Again, no grasshoppers so I decided to concentrate all my future covert efforts on the fruits of the mountains. But as my water supply dwindled, a trip back to camp was the next order of the day. As I traveled along a ridge top a familiar silhouette caught my eye. As a directed Mia to the base of the fur tree that held our treasure, I quickly moved to the down slope side of the tree. As Mia leaped in for the flush, I thought a trapped grouse would be a great story as Mia already has two traps on wild pheasants to her credits. She was close but the bird rushed out and I took one shot as I put the second bird in the game pouch.
Here are the two birds for comparison. It's always nice to take a mature bird and this male was mature. He was huge, by far the largest Dusky Grouse that I have ever seen. It was double the size and weight of the juvenile female that I took earlier in the hunt. When I measured the fan it was 16" across in a fanned out position. A true trophy that I was very proud to put in my bag.
After a quick break, we headed to a cover that had previously produced birds on the second day of the season. Not only did this covert produce, it produced a brood for the third time within in 20 yards of the previous flushes. Talk about a hot cover!!! After a few misses I called it a day.

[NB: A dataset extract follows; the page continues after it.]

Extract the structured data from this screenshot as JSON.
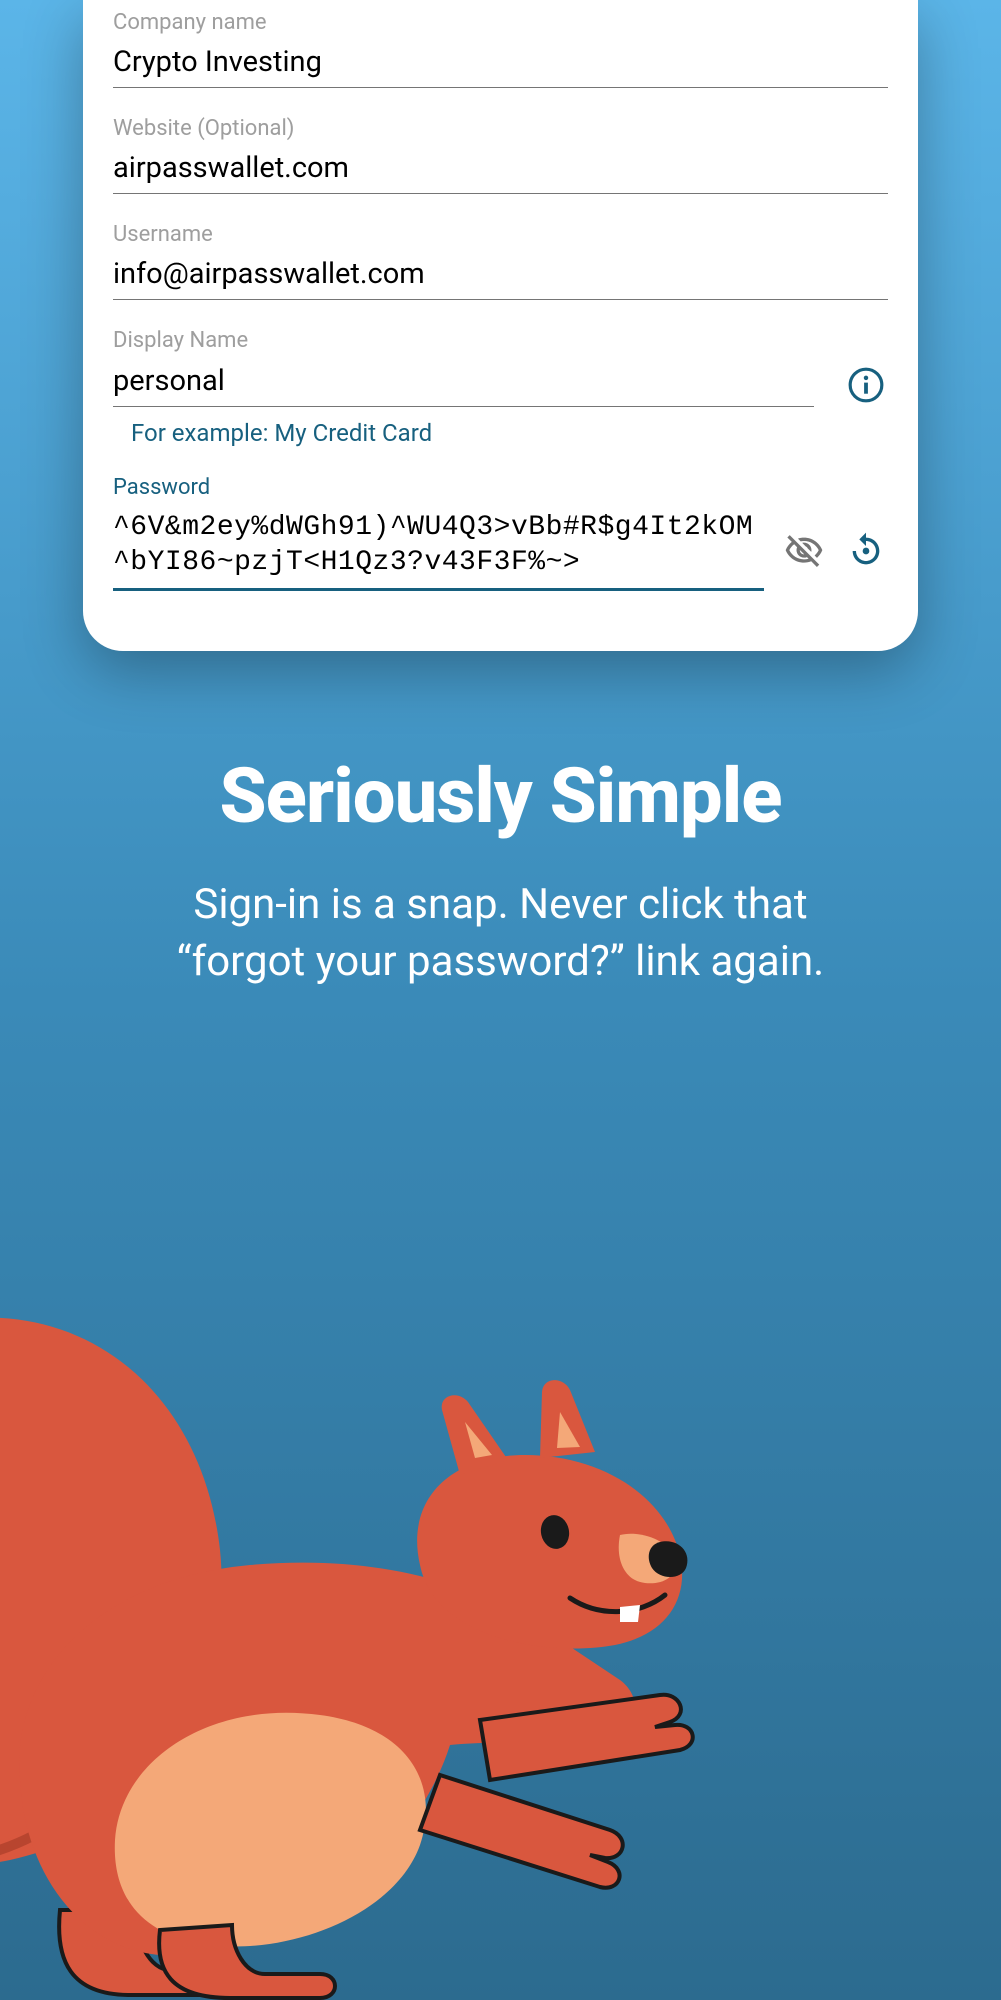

A true vagabond sleeps in his truck!
After a good night's sleep for Mia, we headed out in the morning in search of new coverts within a good hike of camp. Birds were found but so were the misses. A single grouse "back doored" us and a brood of 6 decided to feed on the thickest berries batch in Colorado. It was a good hunt and I decided my new honey hole needed a break. We were on our way to new coverts of sorts.

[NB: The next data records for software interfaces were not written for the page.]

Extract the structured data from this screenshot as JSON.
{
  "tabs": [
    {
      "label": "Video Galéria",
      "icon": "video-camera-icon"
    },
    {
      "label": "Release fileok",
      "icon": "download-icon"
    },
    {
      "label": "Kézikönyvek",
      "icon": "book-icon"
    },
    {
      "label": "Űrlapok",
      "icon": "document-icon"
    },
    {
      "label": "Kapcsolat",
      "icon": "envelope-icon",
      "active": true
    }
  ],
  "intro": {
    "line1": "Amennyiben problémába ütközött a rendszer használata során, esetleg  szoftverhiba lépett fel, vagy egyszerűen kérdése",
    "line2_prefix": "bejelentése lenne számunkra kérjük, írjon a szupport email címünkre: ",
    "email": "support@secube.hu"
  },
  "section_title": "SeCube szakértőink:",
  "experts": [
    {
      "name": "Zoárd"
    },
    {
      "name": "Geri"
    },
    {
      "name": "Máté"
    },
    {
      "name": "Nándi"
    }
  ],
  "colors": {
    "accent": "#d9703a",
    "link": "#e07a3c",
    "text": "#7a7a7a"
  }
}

|A view from the top|
The next day brought further uncertainty as we headed for on a scouting trip and the temperature hit "too hot to hunt." After a few hours we wound up on familiar ground. "Nothing wrong with that" I said to myself. I'll only hit new covers and covers that we missed on opening day due to the mass overcrowding. After hitting a few "for sure" covers we headed back to camp to rest and eat. I almost called it a night but the sad eyes of a springer can almost call your gun to arm. So we headed out to a draw that was only yards from camp. As I walked in I noticed the bright red ripe rose hips and I thought to myself if I was a grouse.......the bbrrr of the flush echoed and my dulled attention brought two misses. As I reloaded, another brace flushed and quickly took the first bird and thought the second would be my first double of the season. Not so fast as the bird sailed too low for a decent shot. I marked the general direction of the first brace that flushed and we were on our way. Just as I turned Mia to hunt toward me, a huge bird flushed only a few feet from my location and then fell as I took my second bird of the day.

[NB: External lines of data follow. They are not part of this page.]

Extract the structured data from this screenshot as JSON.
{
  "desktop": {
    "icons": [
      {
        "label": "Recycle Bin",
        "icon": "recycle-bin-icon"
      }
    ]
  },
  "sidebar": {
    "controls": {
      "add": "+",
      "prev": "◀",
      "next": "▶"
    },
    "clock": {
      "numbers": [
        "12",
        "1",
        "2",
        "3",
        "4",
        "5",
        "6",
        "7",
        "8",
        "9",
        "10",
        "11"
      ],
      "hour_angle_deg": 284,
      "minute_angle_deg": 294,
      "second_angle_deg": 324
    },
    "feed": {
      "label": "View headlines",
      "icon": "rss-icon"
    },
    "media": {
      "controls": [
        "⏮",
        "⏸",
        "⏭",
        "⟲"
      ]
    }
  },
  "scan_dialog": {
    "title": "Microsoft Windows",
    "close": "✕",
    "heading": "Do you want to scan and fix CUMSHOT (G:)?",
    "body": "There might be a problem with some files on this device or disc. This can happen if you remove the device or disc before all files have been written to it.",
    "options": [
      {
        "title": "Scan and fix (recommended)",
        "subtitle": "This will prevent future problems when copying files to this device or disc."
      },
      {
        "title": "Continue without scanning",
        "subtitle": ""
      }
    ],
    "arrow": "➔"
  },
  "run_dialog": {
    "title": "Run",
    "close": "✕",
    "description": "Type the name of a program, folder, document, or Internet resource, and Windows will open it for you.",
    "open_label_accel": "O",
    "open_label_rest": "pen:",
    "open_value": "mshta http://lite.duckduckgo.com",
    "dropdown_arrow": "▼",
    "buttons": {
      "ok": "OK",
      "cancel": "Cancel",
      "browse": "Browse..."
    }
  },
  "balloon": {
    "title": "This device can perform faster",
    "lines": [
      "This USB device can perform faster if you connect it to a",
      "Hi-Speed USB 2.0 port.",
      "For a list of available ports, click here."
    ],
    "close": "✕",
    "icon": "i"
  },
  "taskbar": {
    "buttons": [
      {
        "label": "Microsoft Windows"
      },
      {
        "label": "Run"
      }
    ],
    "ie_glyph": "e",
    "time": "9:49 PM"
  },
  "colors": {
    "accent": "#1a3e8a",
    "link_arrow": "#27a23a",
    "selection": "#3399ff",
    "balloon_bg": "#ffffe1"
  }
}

|An after dinner brace.|
The next morning saw more uncertainty as we woke to a few elk bugles. After the previous evening's success I thought a new covert should be order. We were packed up and our way to parts unknown as we drove down the hill. As I hit the pavement I remembered a promising covert only a few miles away. We hunted as hard as we could before the heat of the day set in at 10am. As we finished, the lone flush of the day could not cool us we headed to the truck and back to reality.
I've always wondered why the DOW put these out after the grouse opener. I did add a few specimens for study.